Source data
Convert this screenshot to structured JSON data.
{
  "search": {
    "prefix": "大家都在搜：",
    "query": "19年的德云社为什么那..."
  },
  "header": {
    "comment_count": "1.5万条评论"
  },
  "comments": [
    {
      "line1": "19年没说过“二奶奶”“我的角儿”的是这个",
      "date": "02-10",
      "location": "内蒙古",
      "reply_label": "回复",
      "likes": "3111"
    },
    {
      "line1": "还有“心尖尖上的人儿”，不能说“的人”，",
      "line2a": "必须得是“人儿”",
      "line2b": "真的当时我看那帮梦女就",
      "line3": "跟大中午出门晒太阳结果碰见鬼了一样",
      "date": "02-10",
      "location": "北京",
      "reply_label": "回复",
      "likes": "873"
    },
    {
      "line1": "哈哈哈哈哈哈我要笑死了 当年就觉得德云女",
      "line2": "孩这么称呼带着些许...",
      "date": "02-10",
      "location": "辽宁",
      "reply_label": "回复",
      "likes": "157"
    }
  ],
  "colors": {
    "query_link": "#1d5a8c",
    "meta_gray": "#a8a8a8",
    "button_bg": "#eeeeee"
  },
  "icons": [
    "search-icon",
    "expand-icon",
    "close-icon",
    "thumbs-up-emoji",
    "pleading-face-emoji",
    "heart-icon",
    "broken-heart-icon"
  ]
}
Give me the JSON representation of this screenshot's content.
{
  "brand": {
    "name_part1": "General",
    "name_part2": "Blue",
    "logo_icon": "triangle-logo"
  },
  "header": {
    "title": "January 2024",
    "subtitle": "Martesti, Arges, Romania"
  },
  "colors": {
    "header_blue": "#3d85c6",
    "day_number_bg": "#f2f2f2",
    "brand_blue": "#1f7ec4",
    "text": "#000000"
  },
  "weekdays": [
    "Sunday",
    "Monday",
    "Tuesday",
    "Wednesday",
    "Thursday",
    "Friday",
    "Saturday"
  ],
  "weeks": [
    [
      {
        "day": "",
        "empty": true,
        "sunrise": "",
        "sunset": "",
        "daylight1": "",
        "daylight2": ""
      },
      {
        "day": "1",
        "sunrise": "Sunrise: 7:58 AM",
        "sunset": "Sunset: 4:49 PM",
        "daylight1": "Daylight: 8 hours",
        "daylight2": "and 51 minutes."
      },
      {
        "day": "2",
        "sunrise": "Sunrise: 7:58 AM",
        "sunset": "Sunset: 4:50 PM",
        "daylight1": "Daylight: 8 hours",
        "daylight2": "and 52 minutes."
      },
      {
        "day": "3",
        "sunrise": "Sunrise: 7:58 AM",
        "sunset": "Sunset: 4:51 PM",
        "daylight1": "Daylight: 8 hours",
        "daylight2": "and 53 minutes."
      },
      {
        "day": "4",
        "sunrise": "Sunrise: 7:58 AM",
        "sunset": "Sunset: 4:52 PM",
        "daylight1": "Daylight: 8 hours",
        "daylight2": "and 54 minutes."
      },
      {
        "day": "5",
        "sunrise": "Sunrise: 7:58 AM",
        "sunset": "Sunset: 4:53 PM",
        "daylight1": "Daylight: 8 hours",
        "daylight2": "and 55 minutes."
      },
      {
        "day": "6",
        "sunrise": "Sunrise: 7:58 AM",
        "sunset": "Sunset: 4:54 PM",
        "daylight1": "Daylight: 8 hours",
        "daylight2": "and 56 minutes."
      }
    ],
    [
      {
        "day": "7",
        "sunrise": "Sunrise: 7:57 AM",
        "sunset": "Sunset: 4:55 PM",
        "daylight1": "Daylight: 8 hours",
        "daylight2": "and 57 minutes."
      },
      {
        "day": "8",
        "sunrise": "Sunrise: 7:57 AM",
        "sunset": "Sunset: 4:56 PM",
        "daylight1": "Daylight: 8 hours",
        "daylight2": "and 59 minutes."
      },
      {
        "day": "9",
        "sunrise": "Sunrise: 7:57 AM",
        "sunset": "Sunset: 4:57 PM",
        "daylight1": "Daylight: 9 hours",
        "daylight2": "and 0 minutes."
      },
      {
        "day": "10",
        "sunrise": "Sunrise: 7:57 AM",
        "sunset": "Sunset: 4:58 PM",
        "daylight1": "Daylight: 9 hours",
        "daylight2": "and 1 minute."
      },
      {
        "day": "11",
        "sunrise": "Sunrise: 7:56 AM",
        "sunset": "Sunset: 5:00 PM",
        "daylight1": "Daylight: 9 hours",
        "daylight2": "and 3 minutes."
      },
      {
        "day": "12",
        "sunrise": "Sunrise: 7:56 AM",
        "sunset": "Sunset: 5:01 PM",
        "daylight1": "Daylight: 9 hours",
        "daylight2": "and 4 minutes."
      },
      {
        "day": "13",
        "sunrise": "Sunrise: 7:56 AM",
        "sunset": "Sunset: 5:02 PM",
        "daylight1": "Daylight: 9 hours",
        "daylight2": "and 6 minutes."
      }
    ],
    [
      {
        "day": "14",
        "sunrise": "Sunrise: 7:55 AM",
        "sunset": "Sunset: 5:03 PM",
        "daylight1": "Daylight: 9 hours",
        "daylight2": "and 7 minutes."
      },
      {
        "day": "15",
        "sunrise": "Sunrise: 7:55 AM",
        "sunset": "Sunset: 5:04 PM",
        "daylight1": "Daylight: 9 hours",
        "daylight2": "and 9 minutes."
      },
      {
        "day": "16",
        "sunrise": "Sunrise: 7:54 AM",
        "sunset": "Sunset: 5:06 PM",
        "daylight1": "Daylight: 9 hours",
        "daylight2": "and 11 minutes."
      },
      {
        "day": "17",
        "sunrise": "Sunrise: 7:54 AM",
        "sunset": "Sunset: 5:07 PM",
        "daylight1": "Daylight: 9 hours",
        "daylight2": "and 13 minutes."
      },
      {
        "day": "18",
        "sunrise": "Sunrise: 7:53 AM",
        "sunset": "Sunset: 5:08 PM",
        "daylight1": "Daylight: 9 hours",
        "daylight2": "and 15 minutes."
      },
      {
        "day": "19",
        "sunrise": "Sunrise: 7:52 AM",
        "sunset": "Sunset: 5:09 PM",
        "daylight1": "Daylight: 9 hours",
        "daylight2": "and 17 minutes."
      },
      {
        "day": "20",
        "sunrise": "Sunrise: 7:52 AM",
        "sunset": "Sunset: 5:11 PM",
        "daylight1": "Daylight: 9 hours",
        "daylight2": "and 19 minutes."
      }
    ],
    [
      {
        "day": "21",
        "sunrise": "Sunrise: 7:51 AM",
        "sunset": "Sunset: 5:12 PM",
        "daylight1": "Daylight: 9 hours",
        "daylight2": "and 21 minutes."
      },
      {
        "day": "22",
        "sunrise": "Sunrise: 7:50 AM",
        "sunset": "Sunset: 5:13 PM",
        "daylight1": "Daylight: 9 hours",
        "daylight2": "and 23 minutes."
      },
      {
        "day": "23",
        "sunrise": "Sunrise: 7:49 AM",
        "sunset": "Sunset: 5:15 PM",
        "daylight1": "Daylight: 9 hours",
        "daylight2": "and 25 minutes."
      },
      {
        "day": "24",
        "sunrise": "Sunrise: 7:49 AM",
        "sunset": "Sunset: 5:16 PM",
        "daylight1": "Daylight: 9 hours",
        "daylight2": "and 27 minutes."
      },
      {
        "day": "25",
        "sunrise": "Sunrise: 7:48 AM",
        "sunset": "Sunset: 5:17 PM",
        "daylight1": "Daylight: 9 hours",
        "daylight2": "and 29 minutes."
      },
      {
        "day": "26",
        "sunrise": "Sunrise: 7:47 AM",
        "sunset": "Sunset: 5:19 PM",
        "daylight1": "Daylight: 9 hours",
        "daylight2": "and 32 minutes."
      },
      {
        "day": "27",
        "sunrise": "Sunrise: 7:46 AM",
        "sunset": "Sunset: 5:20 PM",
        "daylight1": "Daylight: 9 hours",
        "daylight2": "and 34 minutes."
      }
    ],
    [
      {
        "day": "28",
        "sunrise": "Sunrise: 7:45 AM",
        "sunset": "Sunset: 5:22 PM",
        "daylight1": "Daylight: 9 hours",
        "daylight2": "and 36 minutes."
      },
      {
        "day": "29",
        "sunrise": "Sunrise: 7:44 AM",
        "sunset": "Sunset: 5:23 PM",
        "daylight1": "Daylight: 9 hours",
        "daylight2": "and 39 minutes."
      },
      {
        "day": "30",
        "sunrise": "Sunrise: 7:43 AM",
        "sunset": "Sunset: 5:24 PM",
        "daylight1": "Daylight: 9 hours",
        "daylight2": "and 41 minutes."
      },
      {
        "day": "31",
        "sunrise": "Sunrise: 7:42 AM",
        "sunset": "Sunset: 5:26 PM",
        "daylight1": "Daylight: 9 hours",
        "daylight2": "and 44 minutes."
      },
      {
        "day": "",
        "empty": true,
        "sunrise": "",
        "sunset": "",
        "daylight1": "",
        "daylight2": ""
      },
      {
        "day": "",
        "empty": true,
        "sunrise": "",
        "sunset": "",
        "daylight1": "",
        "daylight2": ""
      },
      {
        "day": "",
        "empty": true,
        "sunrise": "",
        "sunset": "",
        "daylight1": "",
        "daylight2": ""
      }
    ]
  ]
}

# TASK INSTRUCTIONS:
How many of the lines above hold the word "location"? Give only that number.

# REPLY:
3